Conservative MP Louise Mensch has added her voice to the knee-jerk clamour for clamping down on social networks in times of crisis.

More MPs are calling for a ban on social networks such as Facebook, Twitter and BlackBerry Messenger in times of crisis. Conservative MP Louise Mensch has added her voice to this ill-thought out, authoritarian, knee-jerk clamour for clamping down on social media.

"If riot info and fear is spreading by Facebook & Twitter, shut them off for an hour or two, then restore. World won't implode," Mensch tweeted.

We were horrified by the shocking scenes of the past week, and we're not for a second condoning the horrific violence and looting seen in London, Manchester and around the country, but we disagree with this argument on several levels. Mrs Crave raised us not to talk about politics in polite company, but she didn't raise no fools either.

When challenged, Mensch tweeted, "Really, stop w/ all the dramatics. Nobody is talking about 'shutting down Twitter'. It's about listening to police & a couple hours off."

We're on board with listening to the police, but imposing restrictions on communications, even "a couple of hours off" is the thin end of the wedge. The recently deposed Egyptian totalitarian regime showed a penchant for taking out communications at the first sign of trouble, and is that the direction we want to go in?

We're going to go ahead and get "dramatic": a ban on social media is wrong-headed on every level. It's morally unjustifiable, practically unworkable and utterly unnecessary.

How are politicians getting it wrong?

Prime Minister David Cameron yesterday told parliament that the government would consider blocking Twitter, Facebook and BBM in the wake of the riots. Home secretary Theresa May is set to meet with social media bosses to discuss the government's concerns.

It's good to get input from the companies and services in question, but seriously, hasn't the home secretary got better things to do in the aftermath of one of the worst cases of civil disorder England has seen for years? The shocking unrest of the past week has its roots in many causes that require tackling, but none of them can be solved simply.

Casting about desperately for a simple scapegoat, the authorities seem to have setted on social networks to fill that role, hoping that a ban on Facebook or BlackBerry will look like decisive action to those who don't understand the technology. It's a short-sighted, knee-jerk attempt to engineer a quick fix for a problem that simply can't be solved quickly.

Why is banning social media the wrong approach?

Twitter, Facebook and BBM are simply channels. It's the people misusing them who must be targeted, not the services themselves. No-one would suggest closing the Royal Mail if a letter bomb was sent in the post -- instead the culprit would be tracked down. And meanwhile the other 99 per cent of the population would continue enjoying using the post as normal.

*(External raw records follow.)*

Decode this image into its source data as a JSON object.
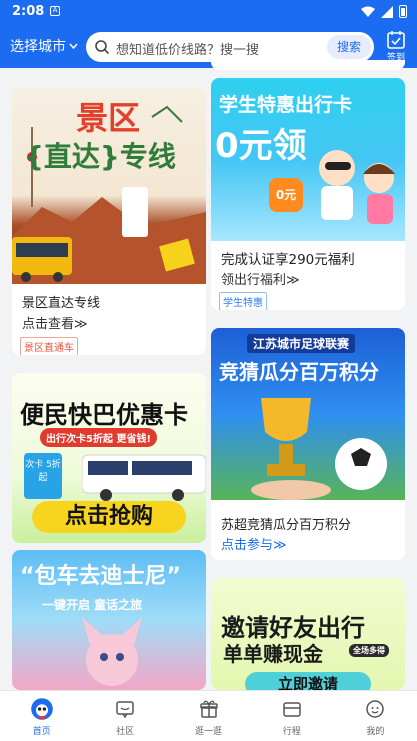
{
  "status": {
    "time": "2:08"
  },
  "nav": {
    "city_label": "选择城市",
    "search_placeholder": "想知道低价线路？搜一搜",
    "search_button": "搜索",
    "checkin_label": "签到"
  },
  "cards": {
    "scenic": {
      "banner_line1": "景区",
      "banner_line2": "{直达}专线",
      "title": "景区直达专线",
      "link": "点击查看≫",
      "tag": "景区直通车"
    },
    "student": {
      "banner_line1": "学生特惠出行卡",
      "banner_line2": "0元领",
      "badge": "0元",
      "title": "完成认证享290元福利",
      "link": "领出行福利≫",
      "tag": "学生特惠"
    },
    "football": {
      "banner_line1": "江苏城市足球联赛",
      "banner_line2": "竞猜瓜分百万积分",
      "title": "苏超竞猜瓜分百万积分",
      "link": "点击参与≫"
    },
    "travelcard": {
      "banner_line1": "便民快巴优惠卡",
      "banner_line2": "出行次卡5折起 更省钱!",
      "card_label": "次卡 5折起",
      "button": "点击抢购"
    },
    "disney": {
      "banner_line1": "“包车去迪士尼”",
      "banner_line2": "一键开启  童话之旅"
    },
    "invite": {
      "banner_line1": "邀请好友出行",
      "banner_line2": "单单赚现金",
      "chip": "全场多得",
      "button": "立即邀请"
    }
  },
  "tabs": [
    {
      "label": "首页",
      "icon": "home-mascot-icon",
      "active": true
    },
    {
      "label": "社区",
      "icon": "chat-bubble-icon",
      "active": false
    },
    {
      "label": "逛一逛",
      "icon": "gift-box-icon",
      "active": false
    },
    {
      "label": "行程",
      "icon": "ticket-icon",
      "active": false
    },
    {
      "label": "我的",
      "icon": "smiley-face-icon",
      "active": false
    }
  ],
  "colors": {
    "brand_blue": "#1b6cf0",
    "tag_red": "#e8543b",
    "tag_blue": "#2d7df5"
  }
}
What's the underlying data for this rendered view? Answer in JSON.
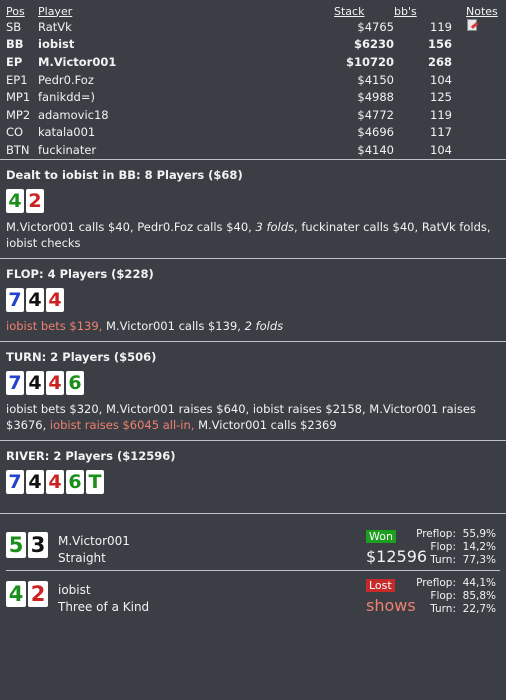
{
  "columns": {
    "pos": "Pos",
    "player": "Player",
    "stack": "Stack",
    "bbs": "bb's",
    "notes": "Notes"
  },
  "players": [
    {
      "pos": "SB",
      "name": "RatVk",
      "stack": "$4765",
      "bbs": "119",
      "bold": false,
      "note": true
    },
    {
      "pos": "BB",
      "name": "iobist",
      "stack": "$6230",
      "bbs": "156",
      "bold": true,
      "note": false
    },
    {
      "pos": "EP",
      "name": "M.Victor001",
      "stack": "$10720",
      "bbs": "268",
      "bold": true,
      "note": false
    },
    {
      "pos": "EP1",
      "name": "Pedr0.Foz",
      "stack": "$4150",
      "bbs": "104",
      "bold": false,
      "note": false
    },
    {
      "pos": "MP1",
      "name": "fanikdd=)",
      "stack": "$4988",
      "bbs": "125",
      "bold": false,
      "note": false
    },
    {
      "pos": "MP2",
      "name": "adamovic18",
      "stack": "$4772",
      "bbs": "119",
      "bold": false,
      "note": false
    },
    {
      "pos": "CO",
      "name": "katala001",
      "stack": "$4696",
      "bbs": "117",
      "bold": false,
      "note": false
    },
    {
      "pos": "BTN",
      "name": "fuckinater",
      "stack": "$4140",
      "bbs": "104",
      "bold": false,
      "note": false
    }
  ],
  "preflop": {
    "title": "Dealt to iobist in BB: 8 Players ($68)",
    "cards": [
      {
        "r": "4",
        "s": "s"
      },
      {
        "r": "2",
        "s": "h"
      }
    ],
    "a1": "M.Victor001 calls $40, Pedr0.Foz calls $40, ",
    "a2": "3 folds",
    "a3": ", fuckinater calls $40, RatVk folds, iobist checks"
  },
  "flop": {
    "title": "FLOP: 4 Players ($228)",
    "cards": [
      {
        "r": "7",
        "s": "d"
      },
      {
        "r": "4",
        "s": "k"
      },
      {
        "r": "4",
        "s": "h"
      }
    ],
    "a1": "iobist bets $139,",
    "a2": " M.Victor001 calls $139, ",
    "a3": "2 folds"
  },
  "turn": {
    "title": "TURN: 2 Players ($506)",
    "cards": [
      {
        "r": "7",
        "s": "d"
      },
      {
        "r": "4",
        "s": "k"
      },
      {
        "r": "4",
        "s": "h"
      },
      {
        "r": "6",
        "s": "s"
      }
    ],
    "a1": "iobist bets $320, M.Victor001 raises $640, iobist raises $2158, M.Victor001 raises $3676, ",
    "a2": "iobist raises $6045 all-in,",
    "a3": " M.Victor001 calls $2369"
  },
  "river": {
    "title": "RIVER: 2 Players ($12596)",
    "cards": [
      {
        "r": "7",
        "s": "d"
      },
      {
        "r": "4",
        "s": "k"
      },
      {
        "r": "4",
        "s": "h"
      },
      {
        "r": "6",
        "s": "s"
      },
      {
        "r": "T",
        "s": "s"
      }
    ]
  },
  "results": [
    {
      "cards": [
        {
          "r": "5",
          "s": "s"
        },
        {
          "r": "3",
          "s": "k"
        }
      ],
      "name": "M.Victor001",
      "hand": "Straight",
      "badge": "Won",
      "badge_type": "won",
      "amount": "$12596",
      "eq": [
        {
          "l": "Preflop:",
          "v": "55,9%"
        },
        {
          "l": "Flop:",
          "v": "14,2%"
        },
        {
          "l": "Turn:",
          "v": "77,3%"
        }
      ]
    },
    {
      "cards": [
        {
          "r": "4",
          "s": "s"
        },
        {
          "r": "2",
          "s": "h"
        }
      ],
      "name": "iobist",
      "hand": "Three of a Kind",
      "badge": "Lost",
      "badge_type": "lost",
      "amount": "shows",
      "eq": [
        {
          "l": "Preflop:",
          "v": "44,1%"
        },
        {
          "l": "Flop:",
          "v": "85,8%"
        },
        {
          "l": "Turn:",
          "v": "22,7%"
        }
      ]
    }
  ],
  "colors": {
    "background": "#3b3f45",
    "hero_action": "#f08070",
    "won": "#1e9e1e",
    "lost": "#c62a2a"
  }
}
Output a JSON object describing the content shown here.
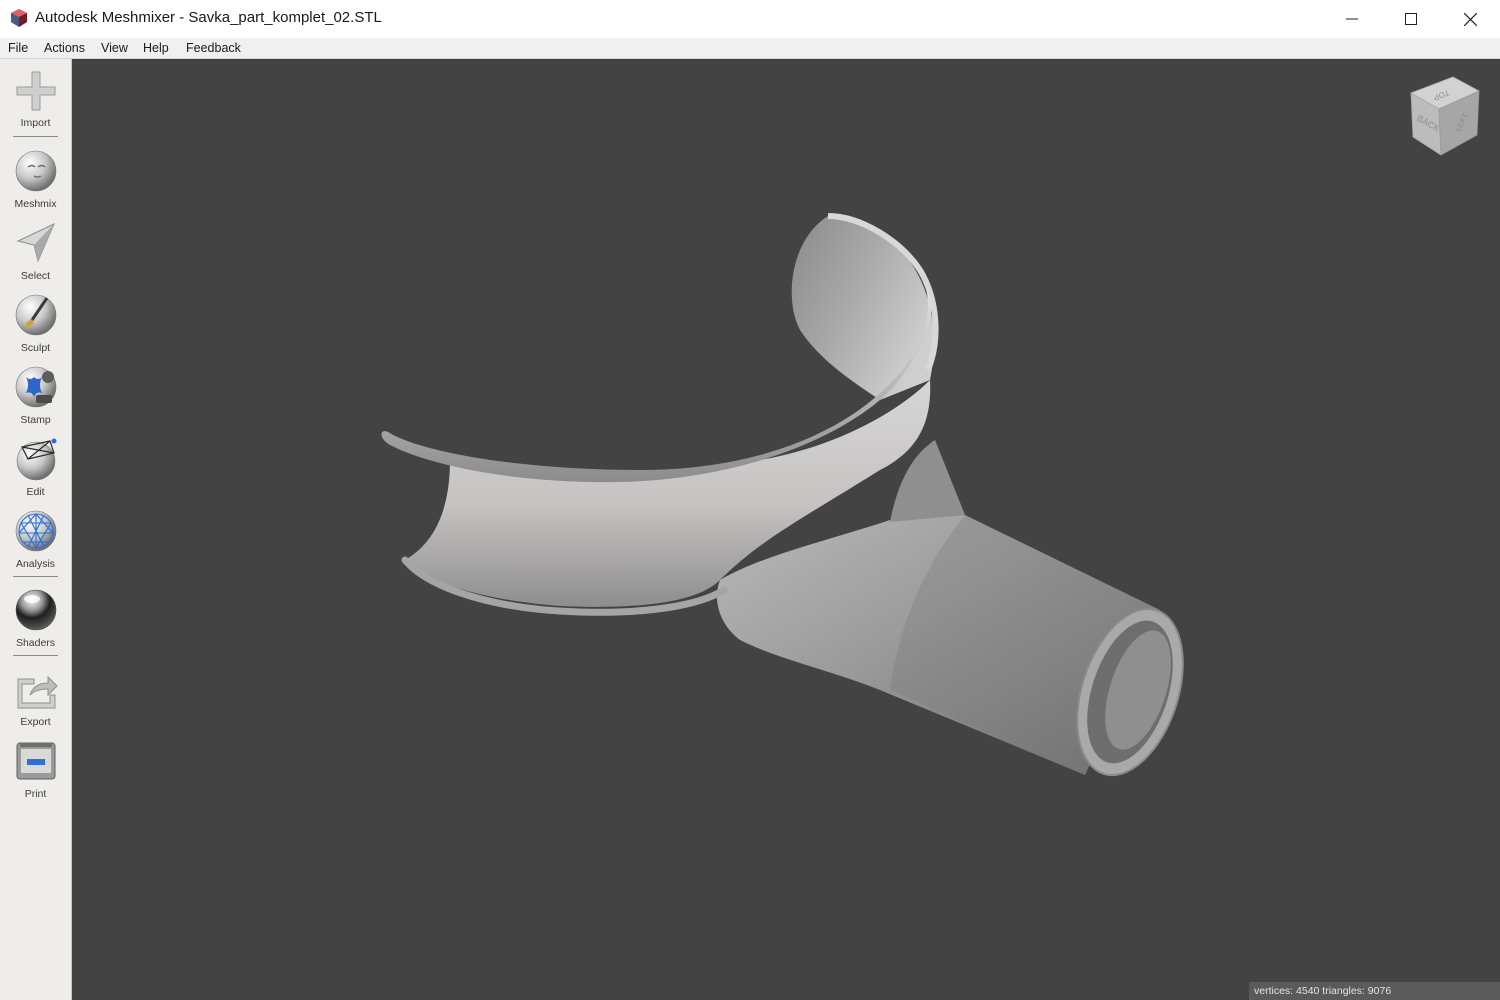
{
  "window": {
    "title": "Autodesk Meshmixer - Savka_part_komplet_02.STL",
    "controls": {
      "minimize_icon": "minimize-icon",
      "maximize_icon": "maximize-icon",
      "close_icon": "close-icon"
    }
  },
  "menu": {
    "items": [
      {
        "label": "File"
      },
      {
        "label": "Actions"
      },
      {
        "label": "View"
      },
      {
        "label": "Help"
      },
      {
        "label": "Feedback"
      }
    ]
  },
  "toolbar": {
    "tools": [
      {
        "label": "Import",
        "icon": "import-icon"
      },
      {
        "label": "Meshmix",
        "icon": "meshmix-icon"
      },
      {
        "label": "Select",
        "icon": "select-icon"
      },
      {
        "label": "Sculpt",
        "icon": "sculpt-icon"
      },
      {
        "label": "Stamp",
        "icon": "stamp-icon"
      },
      {
        "label": "Edit",
        "icon": "edit-icon"
      },
      {
        "label": "Analysis",
        "icon": "analysis-icon"
      },
      {
        "label": "Shaders",
        "icon": "shaders-icon"
      },
      {
        "label": "Export",
        "icon": "export-icon"
      },
      {
        "label": "Print",
        "icon": "print-icon"
      }
    ]
  },
  "viewport": {
    "background": "#434343",
    "viewcube": {
      "faces": [
        "TOP",
        "BACK",
        "LEFT"
      ]
    },
    "status": "vertices: 4540 triangles: 9076"
  }
}
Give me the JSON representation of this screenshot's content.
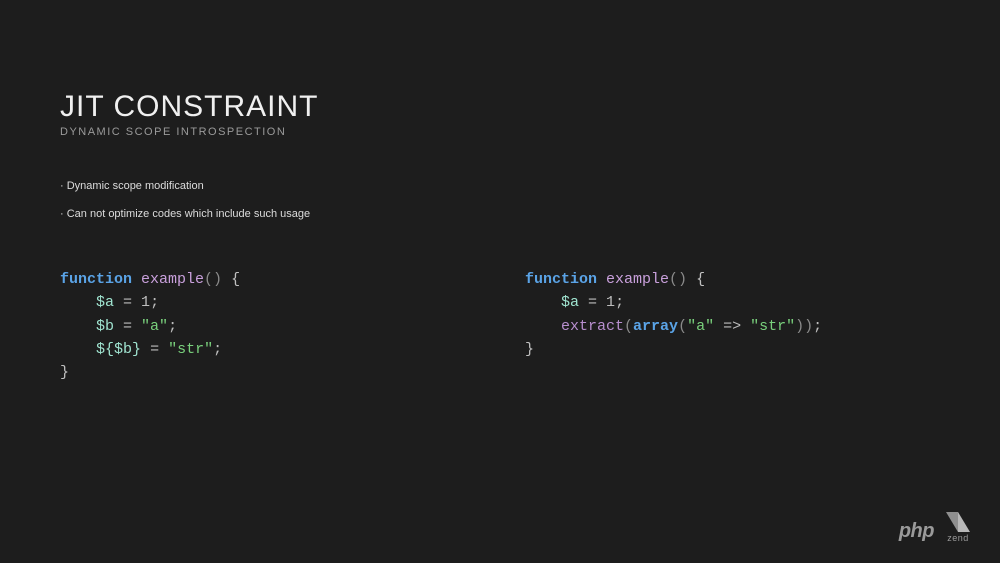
{
  "title": "JIT CONSTRAINT",
  "subtitle": "DYNAMIC SCOPE INTROSPECTION",
  "bullets": [
    "Dynamic scope modification",
    "Can not optimize codes which include such usage"
  ],
  "code_left": {
    "kw_function": "function",
    "fn_name": "example",
    "parens": "()",
    "brace_open": "{",
    "var_a": "$a",
    "eq": " = ",
    "num1": "1",
    "semi": ";",
    "var_b": "$b",
    "str_a": "\"a\"",
    "var_deref_open": "${",
    "var_deref_inner": "$b",
    "var_deref_close": "}",
    "str_str": "\"str\"",
    "brace_close": "}"
  },
  "code_right": {
    "kw_function": "function",
    "fn_name": "example",
    "parens": "()",
    "brace_open": "{",
    "var_a": "$a",
    "eq": " = ",
    "num1": "1",
    "semi": ";",
    "extract": "extract",
    "lp": "(",
    "kw_array": "array",
    "lp2": "(",
    "str_a": "\"a\"",
    "arrow": " => ",
    "str_str": "\"str\"",
    "rp2": ")",
    "rp": ")",
    "brace_close": "}"
  },
  "footer": {
    "php": "php",
    "zend": "zend"
  }
}
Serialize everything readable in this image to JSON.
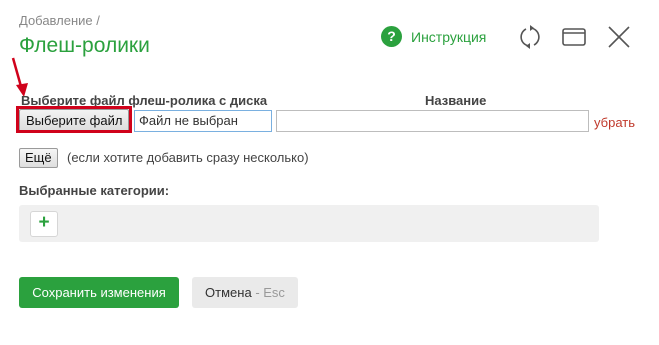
{
  "header": {
    "breadcrumb": "Добавление /",
    "title": "Флеш-ролики",
    "help_label": "Инструкция",
    "help_glyph": "?"
  },
  "icons": {
    "help": "question-circle-icon",
    "refresh": "refresh-icon",
    "maximize": "maximize-window-icon",
    "close": "close-icon",
    "annotation": "red-arrow"
  },
  "form": {
    "file_column_label": "Выберите файл флеш-ролика с диска",
    "name_column_label": "Название",
    "file_button_label": "Выберите файл",
    "file_status": "Файл не выбран",
    "name_value": "",
    "remove_label": "убрать",
    "more_button_label": "Ещё",
    "more_hint": "(если хотите добавить сразу несколько)",
    "categories_label": "Выбранные категории:",
    "add_category_glyph": "+"
  },
  "footer": {
    "save_label": "Сохранить изменения",
    "cancel_label": "Отмена",
    "cancel_hint": " - Esc"
  },
  "colors": {
    "accent": "#2ba13e",
    "annotation": "#d0021b",
    "remove_link": "#c0392b"
  }
}
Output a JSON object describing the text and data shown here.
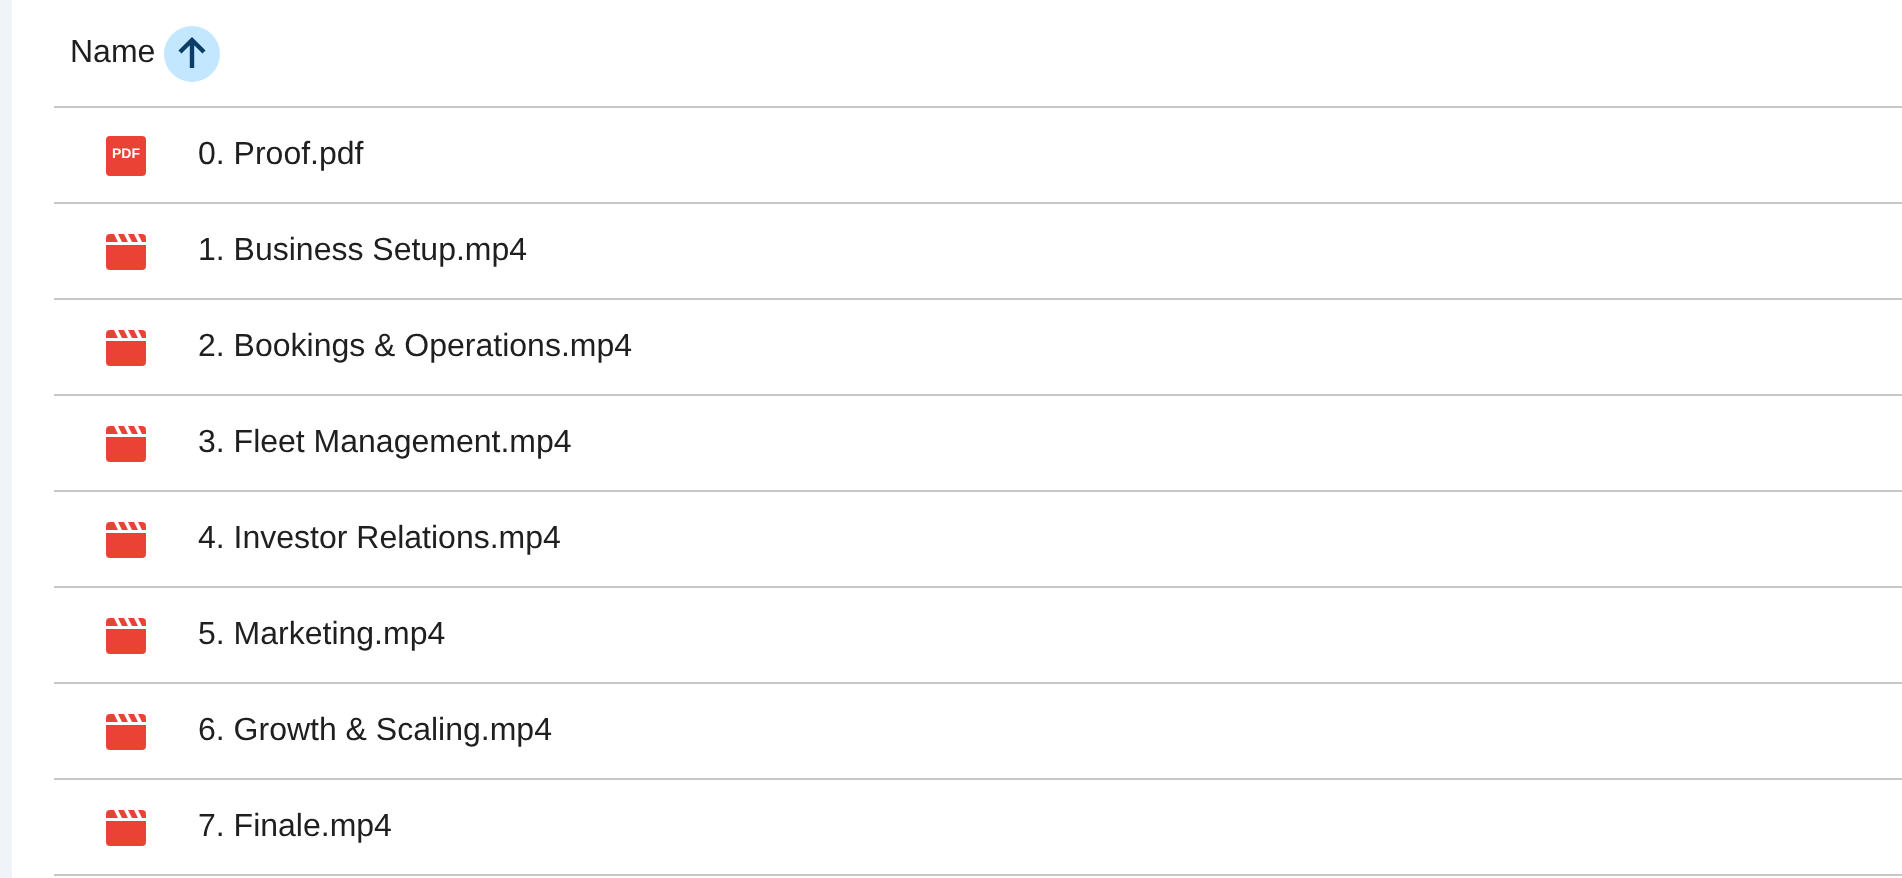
{
  "header": {
    "label": "Name",
    "sort_ascending": true
  },
  "files": [
    {
      "kind": "pdf",
      "icon_label": "PDF",
      "name": "0. Proof.pdf"
    },
    {
      "kind": "video",
      "name": "1. Business Setup.mp4"
    },
    {
      "kind": "video",
      "name": "2. Bookings & Operations.mp4"
    },
    {
      "kind": "video",
      "name": "3. Fleet Management.mp4"
    },
    {
      "kind": "video",
      "name": "4. Investor Relations.mp4"
    },
    {
      "kind": "video",
      "name": "5. Marketing.mp4"
    },
    {
      "kind": "video",
      "name": "6. Growth & Scaling.mp4"
    },
    {
      "kind": "video",
      "name": "7. Finale.mp4"
    }
  ]
}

Even if we could see some moral justification for blocking these services, it's unworkable on a practical level. Contract phones can be blocked, but anyone can buy a pay as you go phone. If blocked from a particular service it's the work of a moment to set up a new account or use a different service. Blocked from BBM? Get a PAYG phone. Send a text message instead. Barred from the Web? Nip out to an Internet café.

Besides, even if such measures were morally or practically sound, they're unnecessary. We already have the Regulation of Investigatory Powers Act, which requires communications companies to hand over messages to police if suspected of pertaining to a crime, subject to a court order. BlackBerry has already committed to assist police in the wake of the riots.

Individuals can also be prevented from using particular communication tools: a number of individuals suspected of being members of the LulzSec group of hackers have been banned from the Internet while awaiting trial. It's already possible to throw the book at someone for a tweet, as Twitter joke trial defendant Paul Chambers knows all too well.

Meanwhile, positive uses of social media abound, from impromptu riot cleanups to police uses of Twitter.

Do you think it's acceptable -- or practical -- for governments to restrict communications in times of crisis? Or are we hand-wringing liberals? Exercise your right to free speech in the comments section below or on our Facebook page.